This gives you some idea of
the widely divergent size difference in quart shrubs and trees.
This photo is taken midsummer.
In spring, the plants will, of course, be smaller. Please read
on under the photo...
Deciduous shrubs generally grow
rapidly and are fairly large and often need to be cut back in quart
pots. Evergreens and conifers are generally slower growing and
will be appropriately smaller. (It why deciduous shrubs
are generally less expensive at your local garden center for a
comparable size than Evergreens.)
The true Slow Growing Evergreens
(Buxus, Cephalotaxus, Osmanthus, for example) will be very small and
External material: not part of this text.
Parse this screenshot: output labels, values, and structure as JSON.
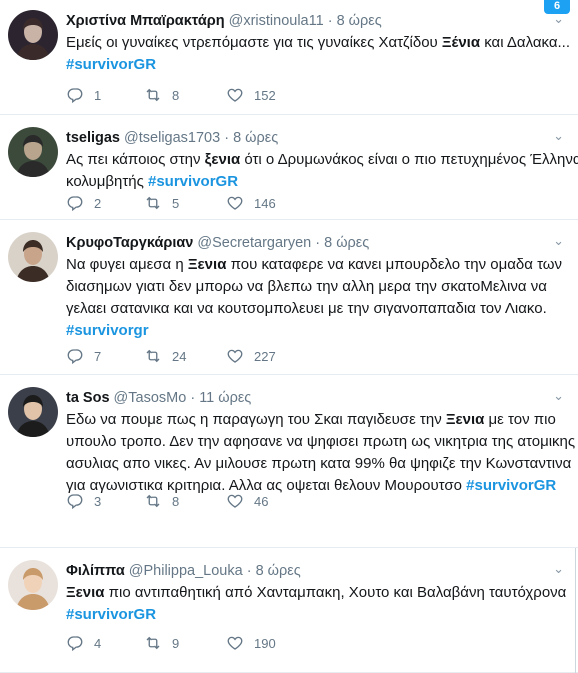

yet appropriate for 9 month old shrubs, the age they generally are if
shipped in spring. They may not root into a quart pot in one
growing season. These slow growing evergreens are the same ones that
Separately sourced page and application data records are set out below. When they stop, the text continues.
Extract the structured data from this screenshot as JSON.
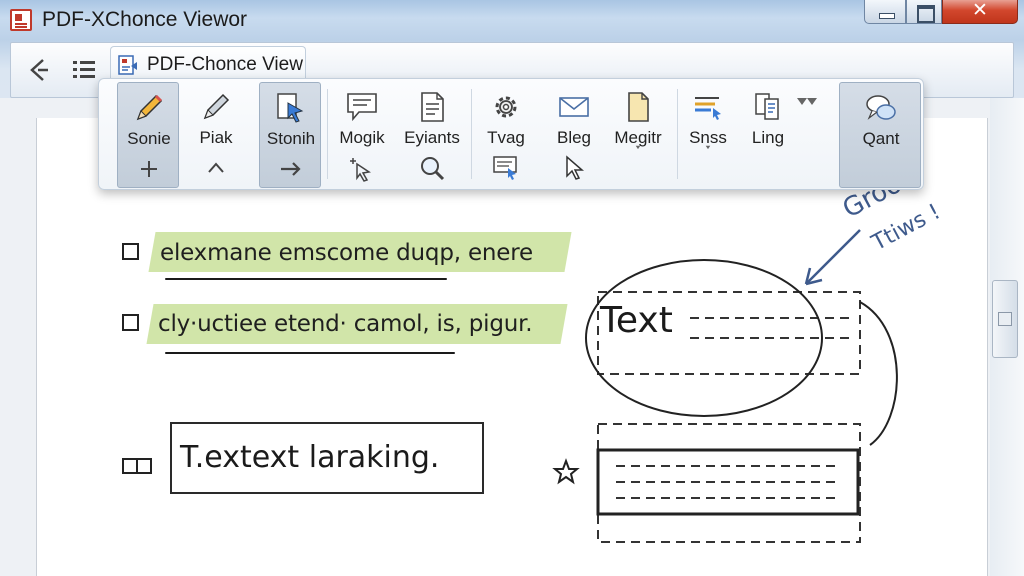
{
  "window": {
    "title": "PDF-XChonce Viewor"
  },
  "tab": {
    "label": "PDF-Chonce View"
  },
  "ribbon": {
    "tools": [
      {
        "label": "Sonie"
      },
      {
        "label": "Piak"
      },
      {
        "label": "Stonih"
      },
      {
        "label": "Mogik"
      },
      {
        "label": "Eyiants"
      },
      {
        "label": "Tvag"
      },
      {
        "label": "Bleg"
      },
      {
        "label": "Megitr"
      },
      {
        "label": "Snss"
      },
      {
        "label": "Ling"
      },
      {
        "label": "Qant"
      }
    ]
  },
  "document": {
    "items": [
      {
        "text": "elexmane emscome duqp, enere"
      },
      {
        "text": "cly·uctiee etend· camol, is, pigur."
      }
    ],
    "textbox": {
      "text": "T.extext laraking."
    },
    "annotation_box_text": "Text",
    "note_line1": "Groot",
    "note_line2": "Ttiws !"
  },
  "colors": {
    "highlight": "#c9e09a",
    "note_ink": "#3e5a8c",
    "close_button": "#c9402a"
  }
}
you find to be very, very expensive in a garden center in large
pots. So if you're patient, by getting them when they're small,
in quart pots, you can add these select plants to your garden at a
much more modest price. A large Osmanthus 'Goshiki' could be $60
in a three gallon container vs. $11.99 in a quart.
Some conifers/evergreens are fast
growers. If an evergreen grows 8-12" a year, then they will
generally do close to that in a quart pot in a season. But
please have realistic expectations for the slower growing evergreens
-- if they only grow a few inches a year, they will not be 8"
tall in one year in a quart pot -- they will be a few inches tall.
We can't put the exact
height/size of a specific variety because they're always growing, so
if we put the size of our 600 or so shrubs today, in 2 weeks it would
be wrong for many if not most of them as the plants are growing, some
rapidly, some slowly as is their nature. Instead of growing
plants, we would spend all of our time updating shrub sizes on the